Scenario 5: Information collected during post-disaster interviews may be useful to a variety of organisations to assist with response and recovery activities, but may have been collected without the necessary privacy release declaration.
De-identified and aggregated data may be provided without revealing personal information. If more specific information that would identify an individual is required, consider whether consent can be obtained or whether consent would be implied in the circumstances. The information can also be shared where it is to prevent or lessen a serious threat to the life, health, safety or welfare of an individual, or to public health, safety or welfare.
Accessing information from Australian Government agencies
Entities responsible for disaster management at State, District and Local level may require personal information from Australian Government agencies to assist in providing appropriate services. Australian Government agencies are required to comply with similar Commonwealth privacy legislation when disclosing information. Such legislation has equivalent flexibility for sharing personal information for health and safety and law enforcement purposes.
For example, local governments may want to know information about individuals who may be vulnerable during a disaster, such as people with disabilities living independently, who may receive assistance from the Australian Government. When requesting information it will be important to explain the purpose for collecting the information and how it will be used. It is important that the information is kept up to date and accurate, and stored securely.
- 1 Section 12 of the IP Act; see What is Personal Information for more information.
- 2 Information Privacy Principle (IPP) 10(1)( b) and IPP 11(1)(c); see Use or Disclosure to Prevent Harm for more information.
- 3 Sections 18 and 21 of the IP Act
- 4 IPP 10(1)(a) and IPP 11(1)(b); see Key Privacy Concepts: agreement and consent.

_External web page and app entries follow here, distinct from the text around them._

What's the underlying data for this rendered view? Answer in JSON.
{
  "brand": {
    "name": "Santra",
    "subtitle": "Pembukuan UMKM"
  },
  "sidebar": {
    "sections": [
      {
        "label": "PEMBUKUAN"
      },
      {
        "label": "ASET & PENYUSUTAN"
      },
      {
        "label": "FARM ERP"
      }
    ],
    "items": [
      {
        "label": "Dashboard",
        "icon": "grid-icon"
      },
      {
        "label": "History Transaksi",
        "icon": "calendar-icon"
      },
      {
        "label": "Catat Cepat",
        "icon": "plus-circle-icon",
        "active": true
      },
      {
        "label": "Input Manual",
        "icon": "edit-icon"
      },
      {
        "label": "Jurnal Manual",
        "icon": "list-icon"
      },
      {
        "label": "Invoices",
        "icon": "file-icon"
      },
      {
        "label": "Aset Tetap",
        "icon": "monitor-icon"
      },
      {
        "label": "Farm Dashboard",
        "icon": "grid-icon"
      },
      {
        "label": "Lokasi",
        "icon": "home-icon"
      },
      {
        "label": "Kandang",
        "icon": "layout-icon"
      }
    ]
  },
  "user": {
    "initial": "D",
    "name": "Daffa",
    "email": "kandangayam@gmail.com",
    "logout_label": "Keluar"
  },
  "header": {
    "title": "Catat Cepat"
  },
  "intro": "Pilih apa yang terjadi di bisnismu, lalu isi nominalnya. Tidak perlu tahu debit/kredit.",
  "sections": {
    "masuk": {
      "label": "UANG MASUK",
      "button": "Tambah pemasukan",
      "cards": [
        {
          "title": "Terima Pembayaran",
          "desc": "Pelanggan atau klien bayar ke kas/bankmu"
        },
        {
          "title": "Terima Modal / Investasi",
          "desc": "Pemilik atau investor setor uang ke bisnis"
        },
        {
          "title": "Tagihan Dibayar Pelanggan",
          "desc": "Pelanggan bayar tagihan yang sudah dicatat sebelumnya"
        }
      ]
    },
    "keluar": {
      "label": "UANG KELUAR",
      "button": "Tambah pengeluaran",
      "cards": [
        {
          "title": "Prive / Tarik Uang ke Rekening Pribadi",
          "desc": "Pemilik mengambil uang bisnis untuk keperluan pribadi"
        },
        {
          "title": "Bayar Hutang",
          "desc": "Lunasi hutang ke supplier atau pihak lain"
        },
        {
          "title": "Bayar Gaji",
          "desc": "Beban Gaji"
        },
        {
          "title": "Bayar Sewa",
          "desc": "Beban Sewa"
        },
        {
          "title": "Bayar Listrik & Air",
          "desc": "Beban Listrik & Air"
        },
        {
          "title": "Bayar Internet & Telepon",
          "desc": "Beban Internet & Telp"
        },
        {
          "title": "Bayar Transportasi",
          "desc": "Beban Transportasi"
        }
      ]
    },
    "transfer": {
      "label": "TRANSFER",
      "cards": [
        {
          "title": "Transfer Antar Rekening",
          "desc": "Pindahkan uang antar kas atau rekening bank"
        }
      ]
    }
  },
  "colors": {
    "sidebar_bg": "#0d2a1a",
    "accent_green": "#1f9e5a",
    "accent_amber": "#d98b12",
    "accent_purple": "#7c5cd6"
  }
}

- 5 Section 7(2) of the IP Act. See for example, sections 186-188 of the Child Protection Act 1999.
Current as at: November 19, 2018